THE TASK
Restate word for word only the lines running from the one with "Output a JSON" to the end of the data, both ends included. Omit any pictures.

RECORDS TO PROCESS
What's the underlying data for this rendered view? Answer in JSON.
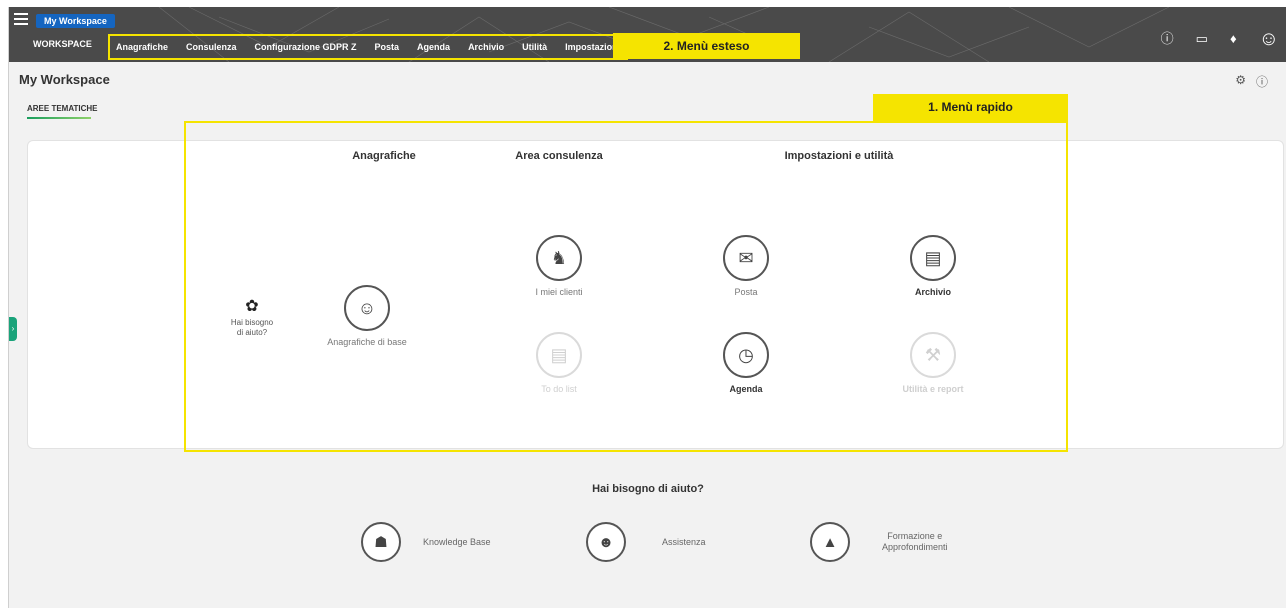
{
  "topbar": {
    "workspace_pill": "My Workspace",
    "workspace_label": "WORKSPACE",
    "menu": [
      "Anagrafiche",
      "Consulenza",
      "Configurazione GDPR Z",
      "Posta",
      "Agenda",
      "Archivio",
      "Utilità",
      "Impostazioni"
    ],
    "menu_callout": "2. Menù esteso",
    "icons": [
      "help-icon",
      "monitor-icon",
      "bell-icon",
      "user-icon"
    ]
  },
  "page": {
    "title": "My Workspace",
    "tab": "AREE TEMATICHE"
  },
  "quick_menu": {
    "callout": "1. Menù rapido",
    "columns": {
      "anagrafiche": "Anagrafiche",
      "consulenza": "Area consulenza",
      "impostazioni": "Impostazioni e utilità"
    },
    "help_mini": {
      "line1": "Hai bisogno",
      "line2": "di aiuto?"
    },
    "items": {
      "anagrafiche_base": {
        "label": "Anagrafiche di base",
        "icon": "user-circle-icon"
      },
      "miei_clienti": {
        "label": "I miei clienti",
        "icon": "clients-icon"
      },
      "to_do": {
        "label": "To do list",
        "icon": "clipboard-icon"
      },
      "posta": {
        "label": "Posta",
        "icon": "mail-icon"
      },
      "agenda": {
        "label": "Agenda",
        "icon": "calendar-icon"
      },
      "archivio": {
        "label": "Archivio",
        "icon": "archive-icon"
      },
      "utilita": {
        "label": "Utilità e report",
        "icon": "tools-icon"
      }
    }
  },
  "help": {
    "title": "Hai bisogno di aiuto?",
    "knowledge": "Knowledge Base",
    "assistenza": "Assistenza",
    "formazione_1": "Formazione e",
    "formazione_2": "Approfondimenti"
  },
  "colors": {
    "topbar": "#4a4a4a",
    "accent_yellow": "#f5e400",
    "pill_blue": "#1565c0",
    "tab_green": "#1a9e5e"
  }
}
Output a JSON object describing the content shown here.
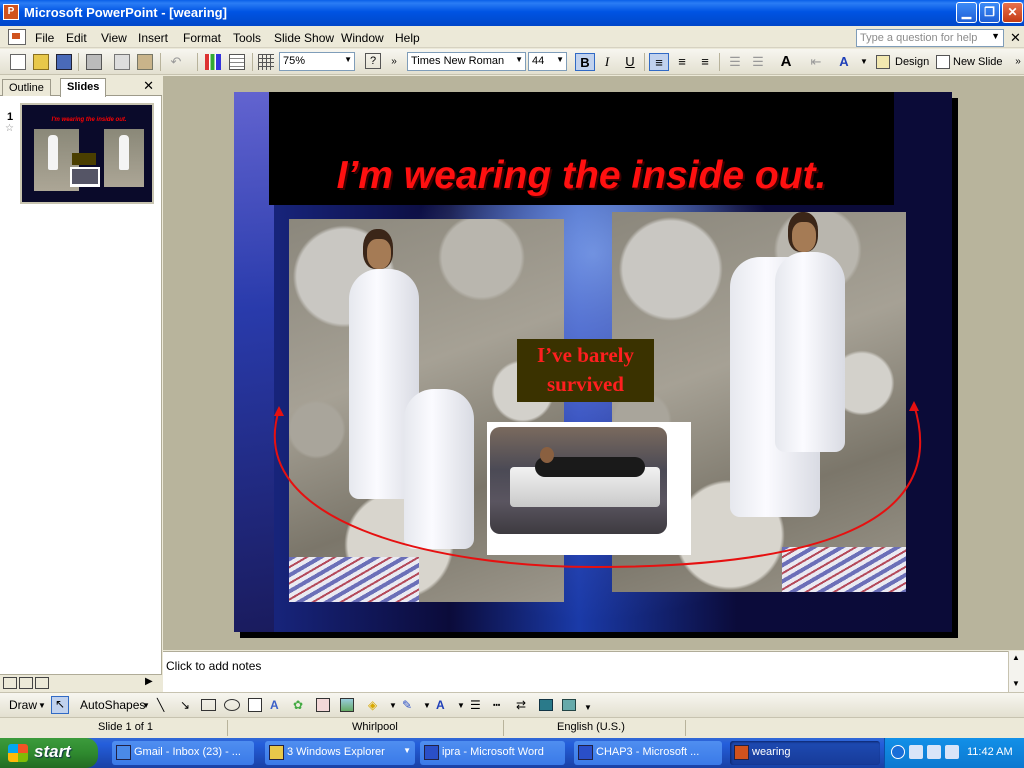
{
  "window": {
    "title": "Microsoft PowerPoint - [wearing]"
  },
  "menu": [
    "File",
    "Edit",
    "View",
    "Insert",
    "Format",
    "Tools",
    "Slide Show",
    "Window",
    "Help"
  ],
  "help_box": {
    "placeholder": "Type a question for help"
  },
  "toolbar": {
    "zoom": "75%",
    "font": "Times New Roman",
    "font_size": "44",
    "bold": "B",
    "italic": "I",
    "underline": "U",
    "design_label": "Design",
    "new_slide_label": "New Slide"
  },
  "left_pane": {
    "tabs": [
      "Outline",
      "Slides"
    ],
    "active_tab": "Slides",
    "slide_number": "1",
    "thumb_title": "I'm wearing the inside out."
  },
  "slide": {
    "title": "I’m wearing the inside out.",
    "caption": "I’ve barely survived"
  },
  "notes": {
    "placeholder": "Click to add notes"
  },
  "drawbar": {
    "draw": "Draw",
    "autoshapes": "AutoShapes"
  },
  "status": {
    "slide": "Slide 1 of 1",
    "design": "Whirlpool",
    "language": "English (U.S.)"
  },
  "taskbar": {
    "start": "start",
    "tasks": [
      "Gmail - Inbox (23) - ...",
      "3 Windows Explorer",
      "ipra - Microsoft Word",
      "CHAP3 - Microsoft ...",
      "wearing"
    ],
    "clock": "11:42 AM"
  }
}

PROBLEM SOLUTION
Output a JSON object describing the content shown here.
{
  "window": {
    "title": "Microsoft PowerPoint - [wearing]"
  },
  "menu": [
    "File",
    "Edit",
    "View",
    "Insert",
    "Format",
    "Tools",
    "Slide Show",
    "Window",
    "Help"
  ],
  "help_box": {
    "placeholder": "Type a question for help"
  },
  "toolbar": {
    "zoom": "75%",
    "font": "Times New Roman",
    "font_size": "44",
    "bold": "B",
    "italic": "I",
    "underline": "U",
    "design_label": "Design",
    "new_slide_label": "New Slide"
  },
  "left_pane": {
    "tabs": [
      "Outline",
      "Slides"
    ],
    "active_tab": "Slides",
    "slide_number": "1",
    "thumb_title": "I'm wearing the inside out."
  },
  "slide": {
    "title": "I’m wearing the inside out.",
    "caption": "I’ve barely survived"
  },
  "notes": {
    "placeholder": "Click to add notes"
  },
  "drawbar": {
    "draw": "Draw",
    "autoshapes": "AutoShapes"
  },
  "status": {
    "slide": "Slide 1 of 1",
    "design": "Whirlpool",
    "language": "English (U.S.)"
  },
  "taskbar": {
    "start": "start",
    "tasks": [
      "Gmail - Inbox (23) - ...",
      "3 Windows Explorer",
      "ipra - Microsoft Word",
      "CHAP3 - Microsoft ...",
      "wearing"
    ],
    "clock": "11:42 AM"
  }
}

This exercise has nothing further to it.